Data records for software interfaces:

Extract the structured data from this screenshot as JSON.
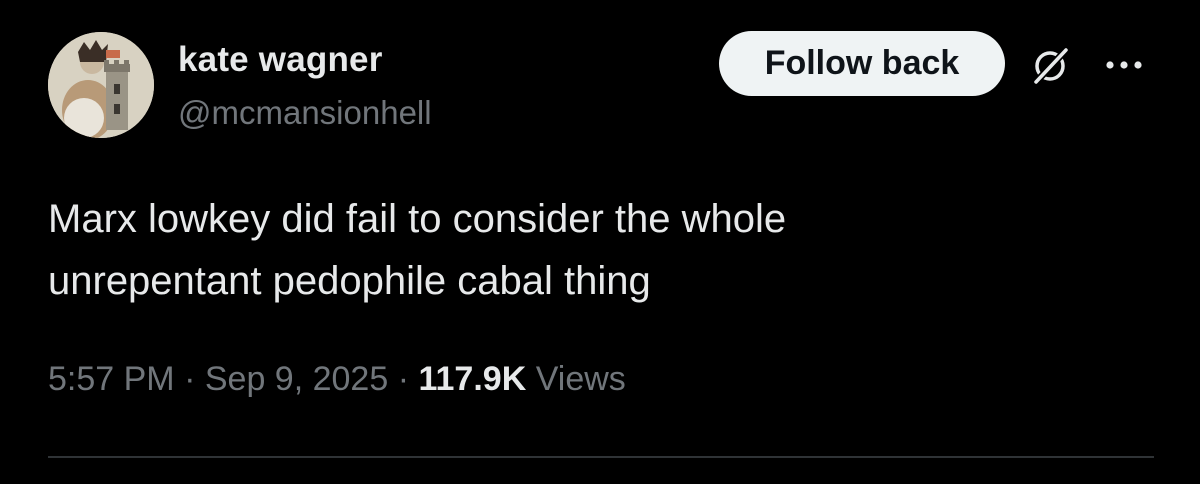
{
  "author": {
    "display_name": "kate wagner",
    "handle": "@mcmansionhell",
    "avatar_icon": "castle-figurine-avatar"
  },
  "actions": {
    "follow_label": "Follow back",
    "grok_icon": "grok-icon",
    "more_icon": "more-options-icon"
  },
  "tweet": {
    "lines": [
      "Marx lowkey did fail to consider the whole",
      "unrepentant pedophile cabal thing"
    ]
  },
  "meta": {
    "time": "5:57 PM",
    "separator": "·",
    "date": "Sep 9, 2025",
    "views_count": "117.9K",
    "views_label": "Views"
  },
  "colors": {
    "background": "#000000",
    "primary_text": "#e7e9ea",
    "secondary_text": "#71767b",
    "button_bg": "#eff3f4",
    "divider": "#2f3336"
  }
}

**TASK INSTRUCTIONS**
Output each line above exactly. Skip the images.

**WRITTEN ANSWER**
Extract the structured data from this screenshot as JSON.
{
  "author": {
    "display_name": "kate wagner",
    "handle": "@mcmansionhell",
    "avatar_icon": "castle-figurine-avatar"
  },
  "actions": {
    "follow_label": "Follow back",
    "grok_icon": "grok-icon",
    "more_icon": "more-options-icon"
  },
  "tweet": {
    "lines": [
      "Marx lowkey did fail to consider the whole",
      "unrepentant pedophile cabal thing"
    ]
  },
  "meta": {
    "time": "5:57 PM",
    "separator": "·",
    "date": "Sep 9, 2025",
    "views_count": "117.9K",
    "views_label": "Views"
  },
  "colors": {
    "background": "#000000",
    "primary_text": "#e7e9ea",
    "secondary_text": "#71767b",
    "button_bg": "#eff3f4",
    "divider": "#2f3336"
  }
}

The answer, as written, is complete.